Imagine planning for the biggest day of your life on any Saturday afternoon. You have a busy day planned. You speak to the caterer, then head off to the church to look at decorations, and pay a visit to the florist. Wait! You have an appointment with the insurance agent! The divorce insurance agent. What a grand way to begin your marriage.

Marriage is a covenant, a promise, a vow to be faithful to work through problems, hurts, and personal sin.  According to the article, 32% of marriages end before eight years. Know what happens next? Those people go and get married again, expecting it to be easier the second or third time around. Instead, they do the hardest years over again.

Most of us have problems in every relationship we are in — whether with our spouse, a neighbor, a parent, or a friend. Interpersonal conflict is everywhere. And what is the common denominator in all of your relationships? You. You have problems because of you. You are your own worst enemy. So stop blaming your wife or your husband. Stop running from your marriage(s). That is not going to solve your love problems. It’s only going to create death. And the death of divorce will only bring other kinds of death in ways you cannot fathom.

Read the whole article from the Omaha World Herald.


Some Striking Things in Scripture

This year I’m using a Bible reading plan to help me read it in a year, so I’m getting a lot of different doses of Scripture each day. Here are some things that have been particularly worthwhile for me this week:

  • God gave Adam stewardship over the earth. But he was not a faithful steward.  Jesus was made a steward over all creation, and was (and is) completely faithful in his dominion over it. Everything is under his reign and he has accomplished his Father’s will perfectly (Heb. 2:5-9; cf. Gen. 1-3).
  • Proverbs has a whole lot to say about making wise decisions with your tongue. Our words should bring life, not death, to everyone who hears. What a challenge.
  • The opening chapters of Isaiah are filled with so much bad news. Yet there is so much good news as well.  So much so that it is even more unavoidable (see 2:1-5; 4:2-6; 6:1-13; 7:10-15; 9:1-7).
  • It is impossible to read the words of Jesus in Luke and not be challenged to a radical lifestyle. The more I read, the greater sense I gain of my radical-less-ness.
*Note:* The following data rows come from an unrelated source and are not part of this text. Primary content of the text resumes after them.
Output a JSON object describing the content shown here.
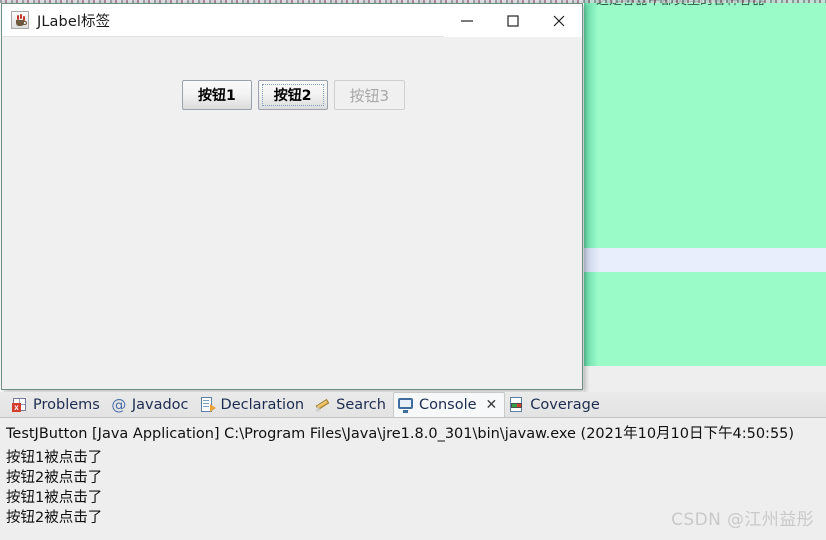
{
  "background": {
    "cut_off_text": "这是容器中部类型的各种容器",
    "green_panel_color": "#9afbc8",
    "band_color": "#e8eefb",
    "page_color": "#eeeeee"
  },
  "java_window": {
    "title": "JLabel标签",
    "icon": "java-cup-icon",
    "frame_bg": "#f0f0f0",
    "titlebar_bg": "#ffffff",
    "controls": [
      {
        "name": "minimize",
        "glyph": "minimize-icon"
      },
      {
        "name": "maximize",
        "glyph": "maximize-icon"
      },
      {
        "name": "close",
        "glyph": "close-icon"
      }
    ],
    "buttons": [
      {
        "label": "按钮1",
        "state": "enabled",
        "focused": false
      },
      {
        "label": "按钮2",
        "state": "enabled",
        "focused": true
      },
      {
        "label": "按钮3",
        "state": "disabled",
        "focused": false
      }
    ]
  },
  "ide": {
    "tabs": [
      {
        "label": "Problems",
        "icon": "problems-icon",
        "active": false,
        "closable": false
      },
      {
        "label": "Javadoc",
        "icon": "javadoc-at-icon",
        "active": false,
        "closable": false
      },
      {
        "label": "Declaration",
        "icon": "declaration-icon",
        "active": false,
        "closable": false
      },
      {
        "label": "Search",
        "icon": "search-pencil-icon",
        "active": false,
        "closable": false
      },
      {
        "label": "Console",
        "icon": "console-monitor-icon",
        "active": true,
        "closable": true,
        "close_glyph": "✕"
      },
      {
        "label": "Coverage",
        "icon": "coverage-icon",
        "active": false,
        "closable": false
      }
    ],
    "launch_config": "TestJButton [Java Application] C:\\Program Files\\Java\\jre1.8.0_301\\bin\\javaw.exe  (2021年10月10日下午4:50:55)",
    "console_output": [
      "按钮1被点击了",
      "按钮2被点击了",
      "按钮1被点击了",
      "按钮2被点击了"
    ]
  },
  "watermark": "CSDN @江州益彤"
}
And finally…

  • Jesus is coming back someday to make everything right. So there has got to be more than morning commutes and 8-5’s and attending church and football on Saturdays and long vacations.  I want to be ready.